Miller depicts their marginal existence in remarkable prose: The blue Judean sky is like "an eye restraining itself from tears." Miller's fine writing contrasts the emigrants' religious rituals with the stark life outside their homes. There's devotion in almost every moment of the settlers' days; even starting life over in Israel is a sign of religious dedication.

To Miller's credit, the settlers are not homogeneous. Tova's closest friend, Debra, was raised in Appalachia on country music and stories of her absent Jewish father. Now Debra sings twangy versions of spiritual songs. Fiery Sandy has only one child, which makes her an anomaly in the building, and she has difficulty seeing her son for the troubled child he is. Mr. Stanetsky, a Holocaust survivor, is the building's mortgage godfather, a rich immigrant who subsidizes the settlers' payments.

The novel doesn't have a plot per se; instead it charts the settlers' emotional and spiritual adjustments to Israel and to their perceived roles as pioneers. However, what Miller's novel lacks in action is more than made up for by her memorable portraits of people out of sync with both the country they've left behind and with the political reality of their new home.

Power and Passion

Readers who know the work of novelist (and Chilean ambassador to Germany) Antonio Ska{acute}rmeta will be familiar with Burning Patience, which was made into the acclaimed film "Il Postino." Ska{acute}rmeta's new novel, The Poet's Wedding (Welcome Rain, $26.95), a tall tale of island isolation and imperialism, only adds to his reputation as one of Latin America's most highly regarded authors.

In The Poet's Wedding, the residents of the fictional Adriatic island of Gema fear that history will repeat itself. Decades earlier, the owner of the island's department store lost his bride, a woman of legendary beauty, in a wedding-night tragedy. Twenty years later, Jeronimo Franck of Austria comes to Gema to revive the moribund store and to bring the wonders of the early 20th century to the backward island. He also falls in love with Gema's most beautiful woman, Alia Emar.

Alia is sensuous and odd, with sex appeal that drives men to despair. She's a reminder that magical realism has become something of an ossified genre: Readers now expect the exaggerated sexual congress, the deadly and colorful diseases, the grotesque eccentrics and the imposition of modern inventions on deprived cultures (in Gema's case it's the motion picture).

And, of course, fantastical beauty brings tremendous ruin. Jeronimo's betrothal to Alia is nearly derailed because of her attraction to Esteban Coppeta. When Esteban's brother, Reino, boards an invading ship of the Austro-Hungarian navy and compromises the Coppeta tradition of passivity, the brothers' and Alia's fates hang in the balance.

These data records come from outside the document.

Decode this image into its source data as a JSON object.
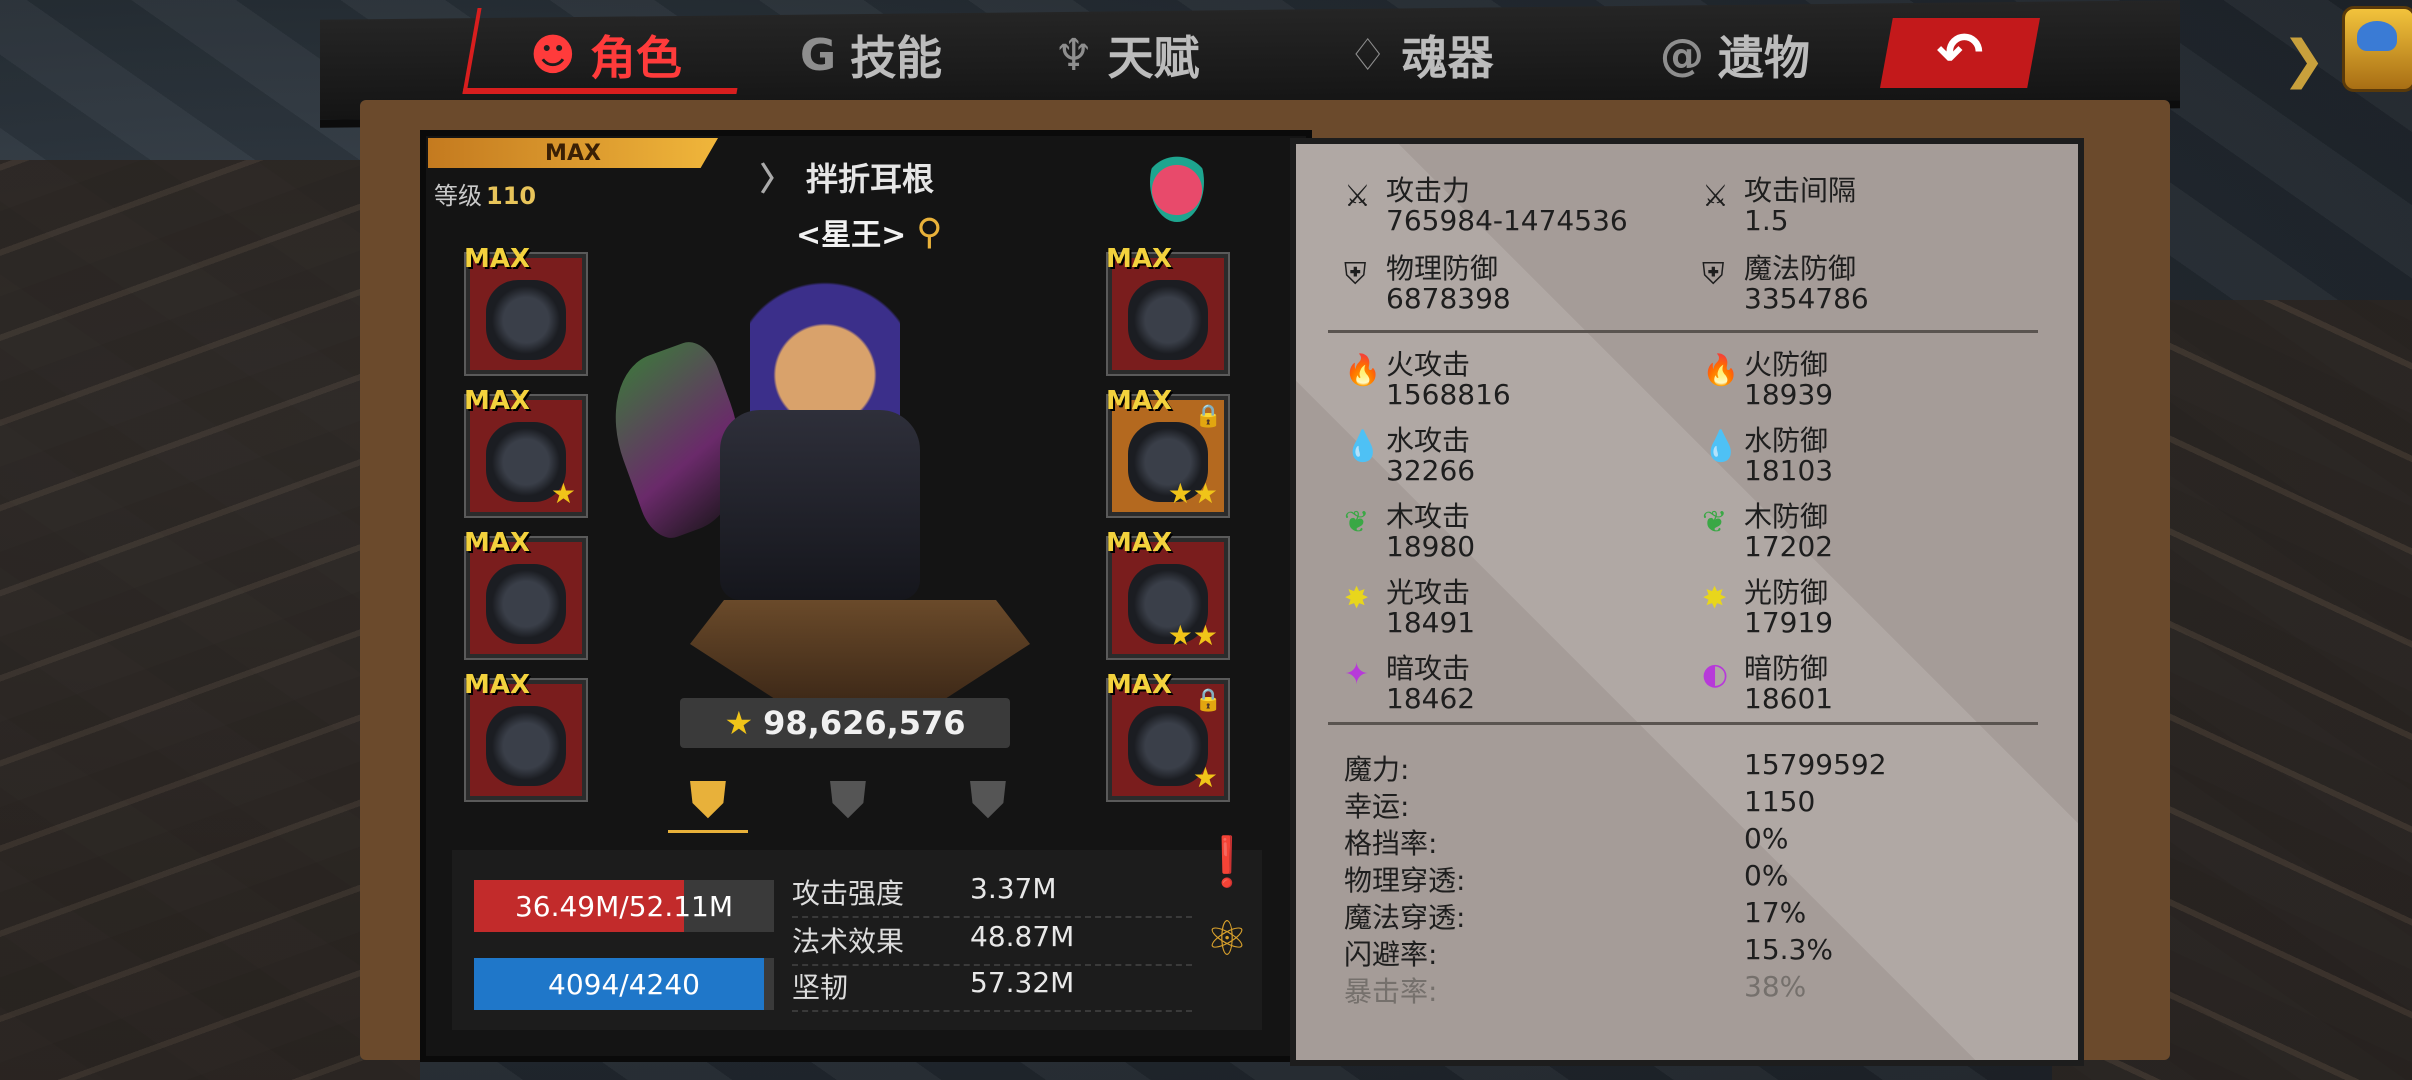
{
  "tabs": [
    {
      "label": "角色",
      "icon": "demon-icon"
    },
    {
      "label": "技能",
      "icon": "g-icon"
    },
    {
      "label": "天赋",
      "icon": "crest-icon"
    },
    {
      "label": "魂器",
      "icon": "flame-icon"
    },
    {
      "label": "遗物",
      "icon": "swirl-icon"
    }
  ],
  "character": {
    "max_badge": "MAX",
    "level_label": "等级",
    "level": "110",
    "name": "拌折耳根",
    "title": "<星王>",
    "power": "98,626,576",
    "hp_text": "36.49M/52.11M",
    "hp_fraction": 0.7,
    "mp_text": "4094/4240",
    "mp_fraction": 0.965
  },
  "slots": {
    "max_label": "MAX",
    "left": [
      {
        "stars": ""
      },
      {
        "stars": "★"
      },
      {
        "stars": ""
      },
      {
        "stars": ""
      }
    ],
    "right": [
      {
        "stars": ""
      },
      {
        "stars": "★★"
      },
      {
        "stars": "★★"
      },
      {
        "stars": "★"
      }
    ]
  },
  "side_stats": [
    {
      "key": "攻击强度",
      "value": "3.37M"
    },
    {
      "key": "法术效果",
      "value": "48.87M"
    },
    {
      "key": "坚韧",
      "value": "57.32M"
    }
  ],
  "stats": {
    "attack_label": "攻击力",
    "attack": "765984-1474536",
    "interval_label": "攻击间隔",
    "interval": "1.5",
    "pdef_label": "物理防御",
    "pdef": "6878398",
    "mdef_label": "魔法防御",
    "mdef": "3354786",
    "fire_atk_label": "火攻击",
    "fire_atk": "1568816",
    "fire_def_label": "火防御",
    "fire_def": "18939",
    "water_atk_label": "水攻击",
    "water_atk": "32266",
    "water_def_label": "水防御",
    "water_def": "18103",
    "wood_atk_label": "木攻击",
    "wood_atk": "18980",
    "wood_def_label": "木防御",
    "wood_def": "17202",
    "light_atk_label": "光攻击",
    "light_atk": "18491",
    "light_def_label": "光防御",
    "light_def": "17919",
    "dark_atk_label": "暗攻击",
    "dark_atk": "18462",
    "dark_def_label": "暗防御",
    "dark_def": "18601"
  },
  "misc": [
    {
      "key": "魔力:",
      "value": "15799592"
    },
    {
      "key": "幸运:",
      "value": "1150"
    },
    {
      "key": "格挡率:",
      "value": "0%"
    },
    {
      "key": "物理穿透:",
      "value": "0%"
    },
    {
      "key": "魔法穿透:",
      "value": "17%"
    },
    {
      "key": "闪避率:",
      "value": "15.3%"
    },
    {
      "key": "暴击率:",
      "value": "38%"
    }
  ],
  "colors": {
    "accent_red": "#d81e1e",
    "gold": "#e8b13a",
    "hp": "#c22b2b",
    "mp": "#1f77c9"
  }
}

Ska{acute}rmeta's lively and joyful novel is really about imperialism and hegemony, though those ideas sometimes get lost in the admittedly delicious chaos of wedding preparations, unrequited love, irreverent priests and a final, violent epilogue that, alas, takes place off the page. *

Judy Doenges is the author of "What She Left Me"; she teaches at Colorado State University.